- Cloud-centric toolset threats are escalating: There’s a highly evolved and active cloud-centric toolset from TeamTNT, a German-speaking threat group.
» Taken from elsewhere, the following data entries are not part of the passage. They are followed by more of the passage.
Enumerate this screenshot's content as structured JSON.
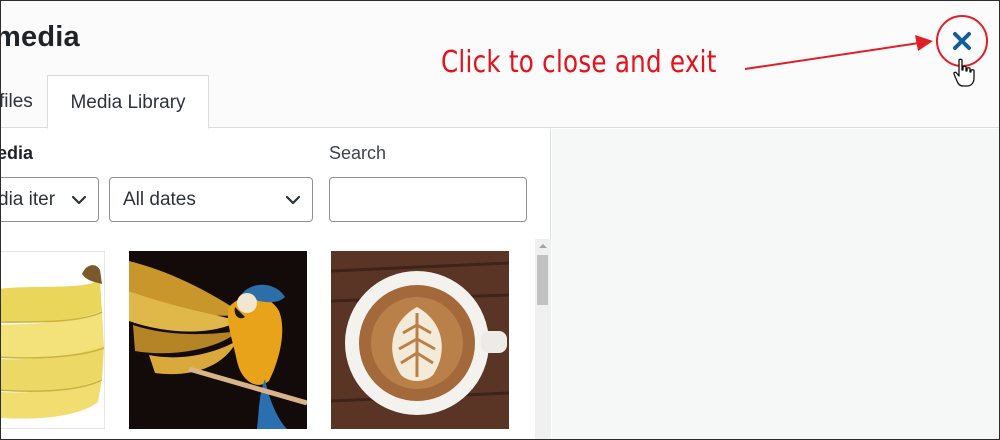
{
  "modal": {
    "title": "media",
    "tabs": [
      {
        "label": "files"
      },
      {
        "label": "Media Library"
      }
    ],
    "close_icon": "close-x-icon"
  },
  "annotation": {
    "text": "Click to close and exit",
    "color": "#e8101a"
  },
  "filters": {
    "type_label": "edia",
    "type_value": "dia iter",
    "dates_value": "All dates",
    "search_label": "Search",
    "search_value": ""
  },
  "thumbnails": [
    {
      "name": "banana"
    },
    {
      "name": "parrot"
    },
    {
      "name": "coffee"
    }
  ],
  "colors": {
    "accent": "#135e96",
    "annotation_red": "#e21d24",
    "border": "#dcdcde"
  }
}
The group is known for mining cryptocurrency through cloud resource exploitation—otherwise known as cryptojacking—and for the installation of a bot named “Tsunami” onto compromised systems that can exploit cloud platforms such as Google Cloud or AWS.
Organizations should focus on auditing and testing for cloud misconfigurations, adopt an identity and access management framework and establish multi-factor authentication.
- Actors are busy selling or buying CVE exploits: Accenture analyzed 45 instances of underground actors wanting to sell or buy exploits for Common Vulnerabilities and Exposures (CVEs).
- Actors have “top three” vulnerabilities they buy and sell: The three most popular CVE exploits on the market are for CVE-2021-34473, CVE-2021-20016 and CVE-2021-31206. Successful exploitation of each enables a remote adversary unauthorized access to a victim network and execution of arbitrary code on a victim host.
- Actors begin to capitalize on Log4j vulnerability: In December, 2021, Log4j maintainers reported details surrounding a remote code execution vulnerability, 22 identified as both CVE-2021-44228 and Log4Shell, that could allow attackers to execute arbitrary code on a vulnerable host.
Organizations should focus on robustly defending network access, getting back to security basics such as regular patch management and proactive testing and update Log4j to version 2.17.0 for Java 8; version 2.12.2 for Java 7.